[Source records Boundary: Start]
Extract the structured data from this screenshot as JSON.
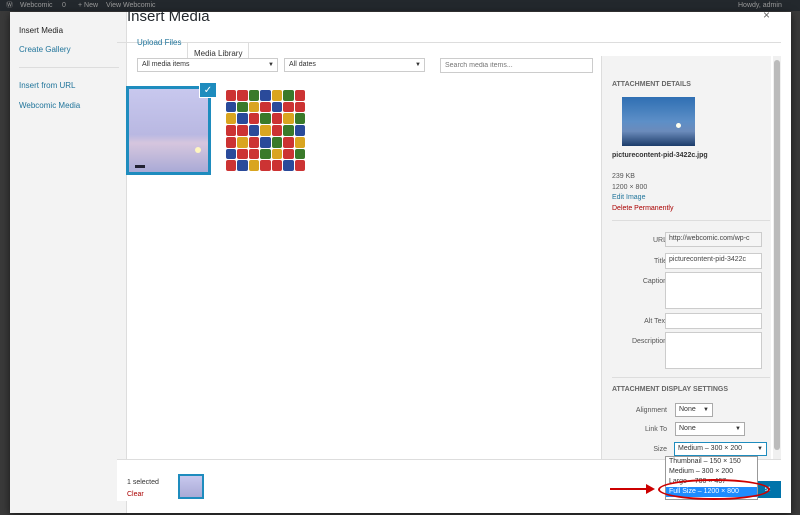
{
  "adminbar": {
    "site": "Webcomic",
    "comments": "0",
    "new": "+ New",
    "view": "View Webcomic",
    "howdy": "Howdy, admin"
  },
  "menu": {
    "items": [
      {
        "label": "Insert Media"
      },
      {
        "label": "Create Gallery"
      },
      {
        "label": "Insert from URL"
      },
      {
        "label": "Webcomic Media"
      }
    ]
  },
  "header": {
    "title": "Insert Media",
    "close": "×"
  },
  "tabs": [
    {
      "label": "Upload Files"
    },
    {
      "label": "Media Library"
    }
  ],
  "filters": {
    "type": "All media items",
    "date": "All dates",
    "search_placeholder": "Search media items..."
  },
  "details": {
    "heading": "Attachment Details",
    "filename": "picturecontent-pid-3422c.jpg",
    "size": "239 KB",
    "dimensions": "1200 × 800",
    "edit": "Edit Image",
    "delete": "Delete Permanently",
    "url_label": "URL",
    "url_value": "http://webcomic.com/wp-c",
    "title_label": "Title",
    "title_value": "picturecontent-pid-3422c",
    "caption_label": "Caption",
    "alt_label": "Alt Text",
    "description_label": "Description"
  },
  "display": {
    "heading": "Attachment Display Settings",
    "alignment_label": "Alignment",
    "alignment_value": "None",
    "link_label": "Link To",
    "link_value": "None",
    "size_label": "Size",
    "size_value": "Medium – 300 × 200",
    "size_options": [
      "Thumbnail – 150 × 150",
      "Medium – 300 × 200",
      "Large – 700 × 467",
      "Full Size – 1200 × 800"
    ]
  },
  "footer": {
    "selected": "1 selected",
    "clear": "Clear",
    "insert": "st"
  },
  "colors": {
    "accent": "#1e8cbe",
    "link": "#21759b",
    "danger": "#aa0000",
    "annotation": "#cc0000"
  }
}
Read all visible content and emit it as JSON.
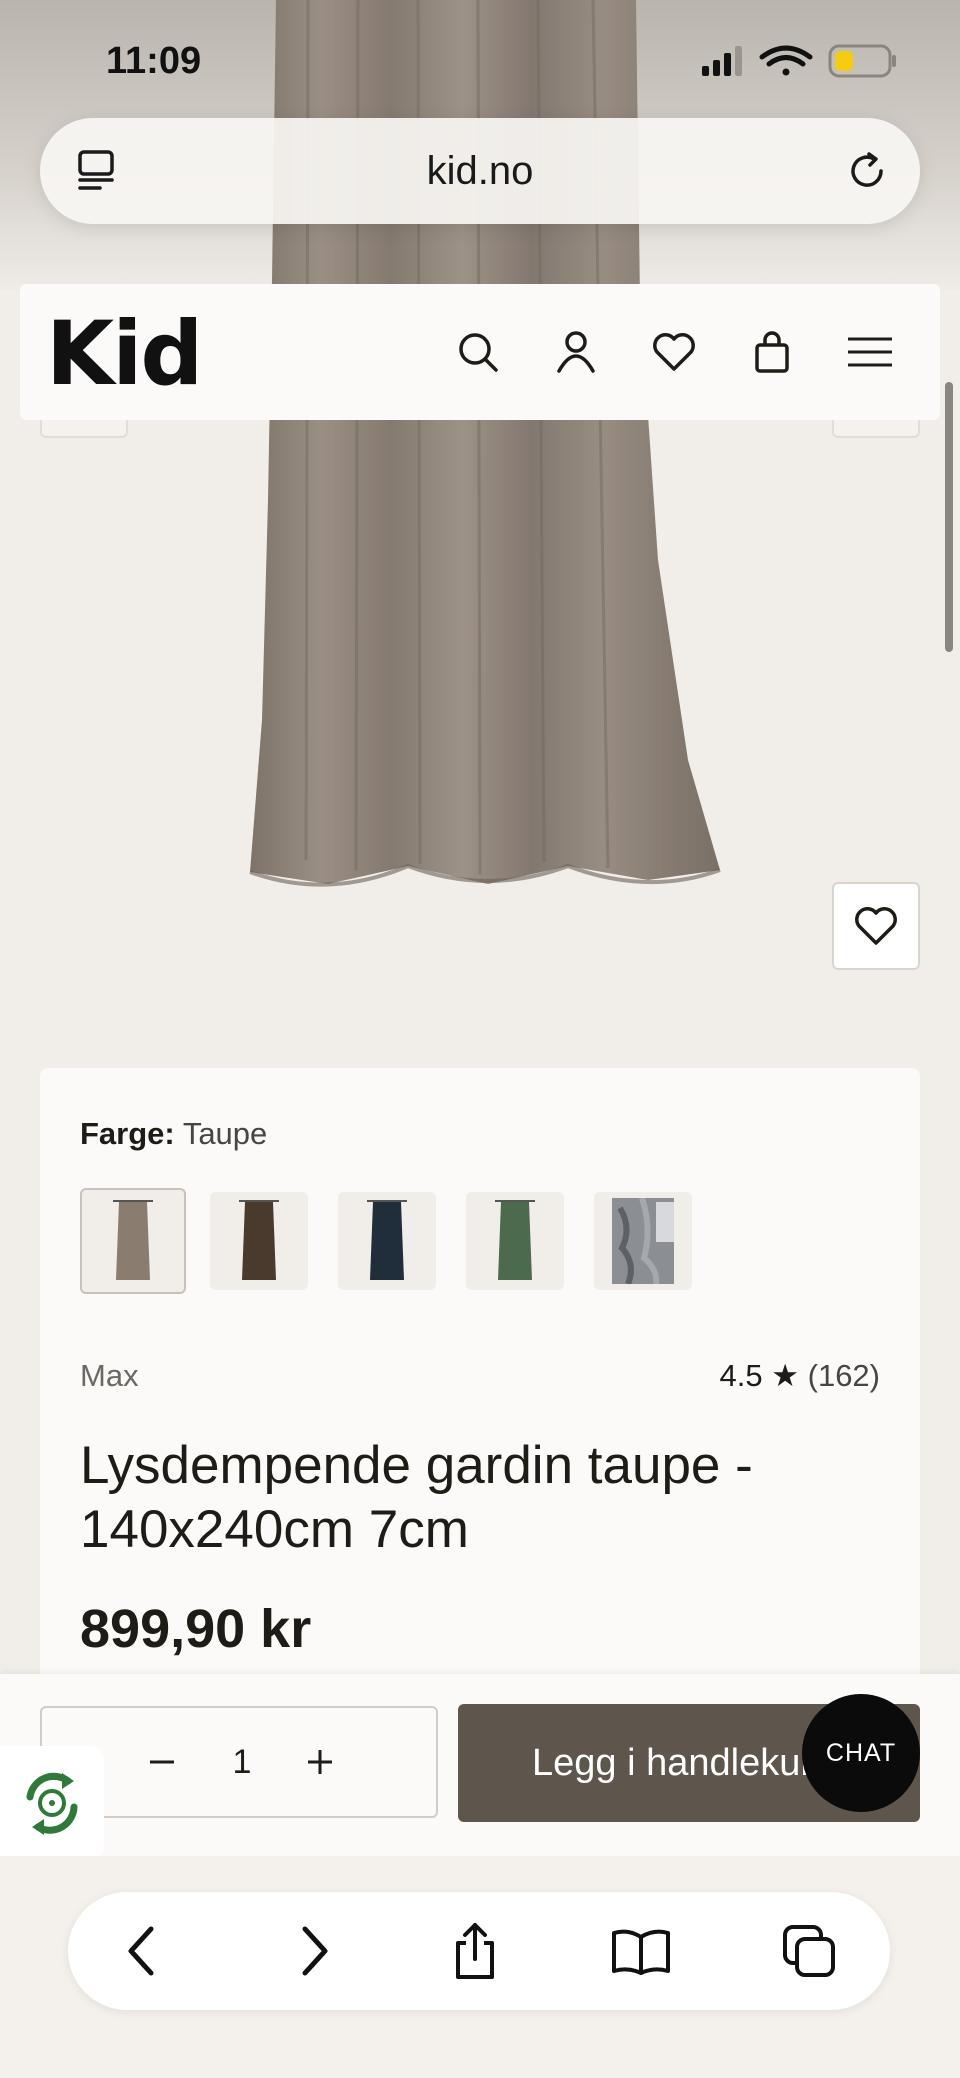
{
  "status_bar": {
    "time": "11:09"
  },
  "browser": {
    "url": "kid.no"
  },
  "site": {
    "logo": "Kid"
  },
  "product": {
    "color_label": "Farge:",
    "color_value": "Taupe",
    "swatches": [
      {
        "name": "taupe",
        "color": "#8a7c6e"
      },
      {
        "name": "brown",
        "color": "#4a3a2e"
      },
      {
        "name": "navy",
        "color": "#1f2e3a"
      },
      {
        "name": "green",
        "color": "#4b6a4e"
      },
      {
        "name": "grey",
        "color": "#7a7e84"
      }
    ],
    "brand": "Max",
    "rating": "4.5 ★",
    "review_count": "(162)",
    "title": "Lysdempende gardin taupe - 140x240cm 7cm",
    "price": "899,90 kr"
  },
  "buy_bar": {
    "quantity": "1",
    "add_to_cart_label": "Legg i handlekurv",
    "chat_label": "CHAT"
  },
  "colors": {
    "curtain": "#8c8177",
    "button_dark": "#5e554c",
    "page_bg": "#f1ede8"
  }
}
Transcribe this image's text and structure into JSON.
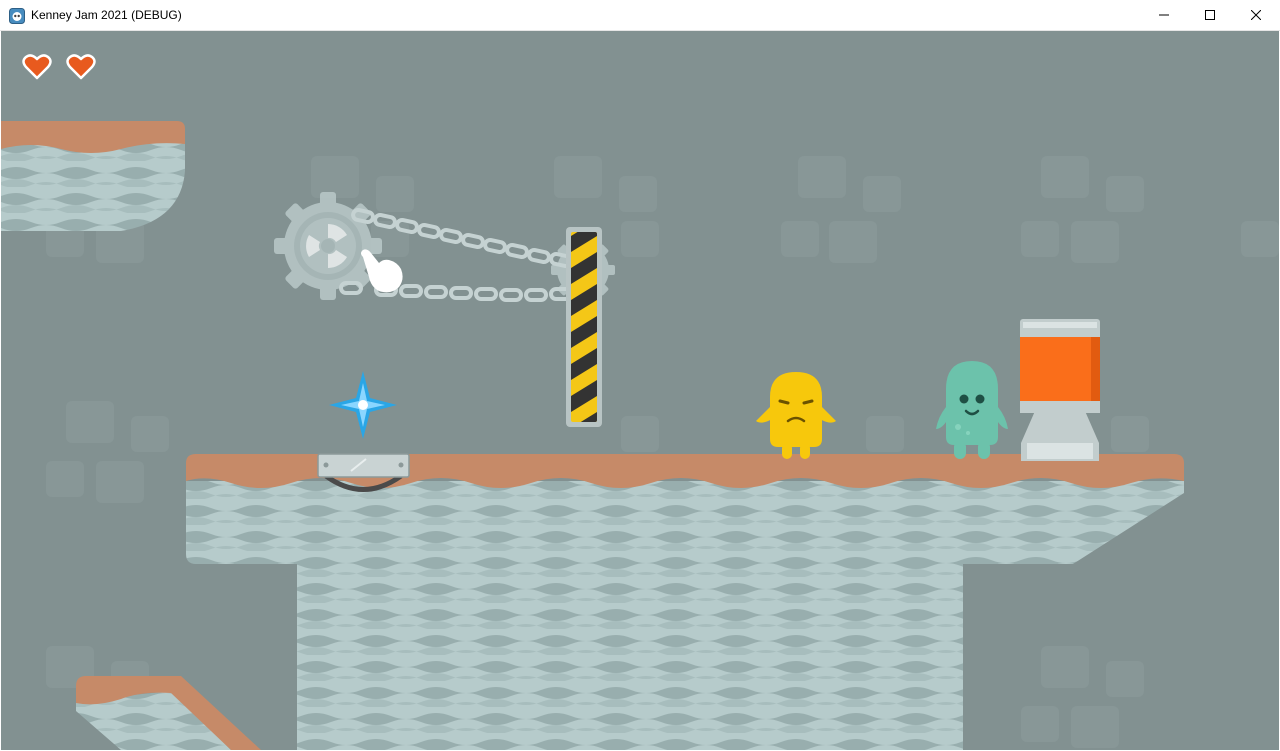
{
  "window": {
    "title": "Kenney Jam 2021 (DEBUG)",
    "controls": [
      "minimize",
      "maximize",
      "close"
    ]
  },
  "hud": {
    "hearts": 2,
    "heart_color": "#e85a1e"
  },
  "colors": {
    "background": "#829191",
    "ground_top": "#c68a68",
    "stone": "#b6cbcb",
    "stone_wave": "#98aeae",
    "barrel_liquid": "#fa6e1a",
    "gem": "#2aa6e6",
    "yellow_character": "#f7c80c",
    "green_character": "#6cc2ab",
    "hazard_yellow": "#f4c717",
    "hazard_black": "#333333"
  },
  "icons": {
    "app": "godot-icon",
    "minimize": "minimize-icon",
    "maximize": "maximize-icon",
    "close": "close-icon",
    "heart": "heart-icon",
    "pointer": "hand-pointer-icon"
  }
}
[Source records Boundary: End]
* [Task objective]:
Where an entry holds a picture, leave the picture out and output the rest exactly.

* [Final answer]:
Extract the structured data from this screenshot as JSON.
{
  "adminbar": {
    "site": "Webcomic",
    "comments": "0",
    "new": "+ New",
    "view": "View Webcomic",
    "howdy": "Howdy, admin"
  },
  "menu": {
    "items": [
      {
        "label": "Insert Media"
      },
      {
        "label": "Create Gallery"
      },
      {
        "label": "Insert from URL"
      },
      {
        "label": "Webcomic Media"
      }
    ]
  },
  "header": {
    "title": "Insert Media",
    "close": "×"
  },
  "tabs": [
    {
      "label": "Upload Files"
    },
    {
      "label": "Media Library"
    }
  ],
  "filters": {
    "type": "All media items",
    "date": "All dates",
    "search_placeholder": "Search media items..."
  },
  "details": {
    "heading": "Attachment Details",
    "filename": "picturecontent-pid-3422c.jpg",
    "size": "239 KB",
    "dimensions": "1200 × 800",
    "edit": "Edit Image",
    "delete": "Delete Permanently",
    "url_label": "URL",
    "url_value": "http://webcomic.com/wp-c",
    "title_label": "Title",
    "title_value": "picturecontent-pid-3422c",
    "caption_label": "Caption",
    "alt_label": "Alt Text",
    "description_label": "Description"
  },
  "display": {
    "heading": "Attachment Display Settings",
    "alignment_label": "Alignment",
    "alignment_value": "None",
    "link_label": "Link To",
    "link_value": "None",
    "size_label": "Size",
    "size_value": "Medium – 300 × 200",
    "size_options": [
      "Thumbnail – 150 × 150",
      "Medium – 300 × 200",
      "Large – 700 × 467",
      "Full Size – 1200 × 800"
    ]
  },
  "footer": {
    "selected": "1 selected",
    "clear": "Clear",
    "insert": "st"
  },
  "colors": {
    "accent": "#1e8cbe",
    "link": "#21759b",
    "danger": "#aa0000",
    "annotation": "#cc0000"
  }
}
Read all visible content and emit it as JSON.
{
  "status_bar": {
    "time": "11:09"
  },
  "browser": {
    "url": "kid.no"
  },
  "site": {
    "logo": "Kid"
  },
  "product": {
    "color_label": "Farge:",
    "color_value": "Taupe",
    "swatches": [
      {
        "name": "taupe",
        "color": "#8a7c6e"
      },
      {
        "name": "brown",
        "color": "#4a3a2e"
      },
      {
        "name": "navy",
        "color": "#1f2e3a"
      },
      {
        "name": "green",
        "color": "#4b6a4e"
      },
      {
        "name": "grey",
        "color": "#7a7e84"
      }
    ],
    "brand": "Max",
    "rating": "4.5 ★",
    "review_count": "(162)",
    "title": "Lysdempende gardin taupe - 140x240cm 7cm",
    "price": "899,90 kr"
  },
  "buy_bar": {
    "quantity": "1",
    "add_to_cart_label": "Legg i handlekurv",
    "chat_label": "CHAT"
  },
  "colors": {
    "curtain": "#8c8177",
    "button_dark": "#5e554c",
    "page_bg": "#f1ede8"
  }
}
Transcribe this image's text and structure into JSON.
{
  "window": {
    "title": "Kenney Jam 2021 (DEBUG)",
    "controls": [
      "minimize",
      "maximize",
      "close"
    ]
  },
  "hud": {
    "hearts": 2,
    "heart_color": "#e85a1e"
  },
  "colors": {
    "background": "#829191",
    "ground_top": "#c68a68",
    "stone": "#b6cbcb",
    "stone_wave": "#98aeae",
    "barrel_liquid": "#fa6e1a",
    "gem": "#2aa6e6",
    "yellow_character": "#f7c80c",
    "green_character": "#6cc2ab",
    "hazard_yellow": "#f4c717",
    "hazard_black": "#333333"
  },
  "icons": {
    "app": "godot-icon",
    "minimize": "minimize-icon",
    "maximize": "maximize-icon",
    "close": "close-icon",
    "heart": "heart-icon",
    "pointer": "hand-pointer-icon"
  }
}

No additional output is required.